Goal of the exercise
Lines of the listing that contain "MÚSICA" need to be copied.

Data to process
--------------------------------

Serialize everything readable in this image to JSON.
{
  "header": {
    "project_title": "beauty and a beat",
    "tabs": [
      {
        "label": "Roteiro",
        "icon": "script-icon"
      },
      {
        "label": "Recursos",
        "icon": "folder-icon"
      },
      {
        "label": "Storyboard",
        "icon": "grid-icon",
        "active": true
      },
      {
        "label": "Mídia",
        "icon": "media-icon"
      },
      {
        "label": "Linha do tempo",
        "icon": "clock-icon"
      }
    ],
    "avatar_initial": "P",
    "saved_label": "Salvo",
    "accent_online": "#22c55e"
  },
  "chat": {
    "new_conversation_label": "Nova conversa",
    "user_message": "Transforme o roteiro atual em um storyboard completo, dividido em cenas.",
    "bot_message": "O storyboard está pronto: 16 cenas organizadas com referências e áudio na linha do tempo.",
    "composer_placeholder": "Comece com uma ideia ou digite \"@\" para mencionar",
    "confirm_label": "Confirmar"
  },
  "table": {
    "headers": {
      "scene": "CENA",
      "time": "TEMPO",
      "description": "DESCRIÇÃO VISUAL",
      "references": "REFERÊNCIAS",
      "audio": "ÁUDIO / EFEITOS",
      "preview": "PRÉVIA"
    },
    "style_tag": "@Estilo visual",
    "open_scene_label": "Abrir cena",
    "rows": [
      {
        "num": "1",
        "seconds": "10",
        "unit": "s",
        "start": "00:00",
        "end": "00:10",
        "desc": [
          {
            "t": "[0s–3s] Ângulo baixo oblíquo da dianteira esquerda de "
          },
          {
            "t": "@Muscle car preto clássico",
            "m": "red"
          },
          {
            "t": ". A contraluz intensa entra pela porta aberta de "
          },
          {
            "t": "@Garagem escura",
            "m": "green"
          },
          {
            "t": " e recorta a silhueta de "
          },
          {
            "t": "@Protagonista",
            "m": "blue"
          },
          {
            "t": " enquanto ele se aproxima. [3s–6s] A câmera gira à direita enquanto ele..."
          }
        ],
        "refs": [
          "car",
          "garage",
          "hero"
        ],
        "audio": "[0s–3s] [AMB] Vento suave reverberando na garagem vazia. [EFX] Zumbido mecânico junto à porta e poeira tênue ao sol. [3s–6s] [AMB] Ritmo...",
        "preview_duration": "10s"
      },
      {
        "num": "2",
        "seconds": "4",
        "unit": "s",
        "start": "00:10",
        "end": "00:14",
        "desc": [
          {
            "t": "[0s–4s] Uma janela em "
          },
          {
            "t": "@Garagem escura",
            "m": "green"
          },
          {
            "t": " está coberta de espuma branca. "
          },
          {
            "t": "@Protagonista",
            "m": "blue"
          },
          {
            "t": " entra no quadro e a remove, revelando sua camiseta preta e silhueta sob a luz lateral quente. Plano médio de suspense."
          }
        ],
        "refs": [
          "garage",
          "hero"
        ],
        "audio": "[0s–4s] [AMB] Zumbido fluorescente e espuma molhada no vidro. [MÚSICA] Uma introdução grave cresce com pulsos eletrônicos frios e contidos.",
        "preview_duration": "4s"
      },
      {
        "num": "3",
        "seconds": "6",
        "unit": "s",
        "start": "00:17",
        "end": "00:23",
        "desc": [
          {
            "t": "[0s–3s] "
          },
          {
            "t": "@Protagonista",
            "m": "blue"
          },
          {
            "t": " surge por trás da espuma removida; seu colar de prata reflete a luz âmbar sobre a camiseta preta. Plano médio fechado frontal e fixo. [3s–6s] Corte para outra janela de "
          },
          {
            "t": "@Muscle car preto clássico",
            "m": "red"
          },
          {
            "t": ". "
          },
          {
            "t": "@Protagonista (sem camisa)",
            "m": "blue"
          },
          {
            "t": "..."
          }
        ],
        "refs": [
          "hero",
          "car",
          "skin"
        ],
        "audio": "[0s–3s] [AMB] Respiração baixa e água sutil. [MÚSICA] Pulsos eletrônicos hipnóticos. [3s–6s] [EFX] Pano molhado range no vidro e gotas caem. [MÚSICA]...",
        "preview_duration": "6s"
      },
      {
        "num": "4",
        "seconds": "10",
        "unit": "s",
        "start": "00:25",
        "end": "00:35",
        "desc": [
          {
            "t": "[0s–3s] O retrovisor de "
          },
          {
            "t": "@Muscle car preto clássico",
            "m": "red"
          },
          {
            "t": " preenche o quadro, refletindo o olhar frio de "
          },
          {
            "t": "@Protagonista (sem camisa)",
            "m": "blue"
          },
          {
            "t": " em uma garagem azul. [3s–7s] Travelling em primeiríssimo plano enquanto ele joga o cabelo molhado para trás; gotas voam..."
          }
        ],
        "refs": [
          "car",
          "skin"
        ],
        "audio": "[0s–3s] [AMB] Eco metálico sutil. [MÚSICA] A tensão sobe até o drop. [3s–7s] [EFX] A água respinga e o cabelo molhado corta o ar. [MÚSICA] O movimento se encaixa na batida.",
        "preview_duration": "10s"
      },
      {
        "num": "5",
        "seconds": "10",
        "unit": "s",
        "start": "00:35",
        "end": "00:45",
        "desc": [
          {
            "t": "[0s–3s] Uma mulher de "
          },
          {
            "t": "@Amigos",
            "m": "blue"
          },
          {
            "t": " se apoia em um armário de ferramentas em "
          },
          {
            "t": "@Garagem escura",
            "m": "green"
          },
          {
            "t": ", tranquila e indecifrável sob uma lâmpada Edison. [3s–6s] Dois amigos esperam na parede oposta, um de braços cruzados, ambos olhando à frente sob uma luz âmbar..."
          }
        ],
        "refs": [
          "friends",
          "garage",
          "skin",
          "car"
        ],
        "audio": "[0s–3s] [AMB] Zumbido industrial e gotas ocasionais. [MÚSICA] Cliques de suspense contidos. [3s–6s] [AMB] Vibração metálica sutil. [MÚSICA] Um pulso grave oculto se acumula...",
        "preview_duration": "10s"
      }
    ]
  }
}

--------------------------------

Output
        "audio": "[0s–4s] [AMB] Zumbido fluorescente e espuma molhada no vidro. [MÚSICA] Uma introdução grave cresce com pulsos eletrônicos frios e contidos.",
        "audio": "[0s–3s] [AMB] Respiração baixa e água sutil. [MÚSICA] Pulsos eletrônicos hipnóticos. [3s–6s] [EFX] Pano molhado range no vidro e gotas caem. [MÚSICA]...",
        "audio": "[0s–3s] [AMB] Eco metálico sutil. [MÚSICA] A tensão sobe até o drop. [3s–7s] [EFX] A água respinga e o cabelo molhado corta o ar. [MÚSICA] O movimento se encaixa na batida.",
        "audio": "[0s–3s] [AMB] Zumbido industrial e gotas ocasionais. [MÚSICA] Cliques de suspense contidos. [3s–6s] [AMB] Vibração metálica sutil. [MÚSICA] Um pulso grave oculto se acumula...",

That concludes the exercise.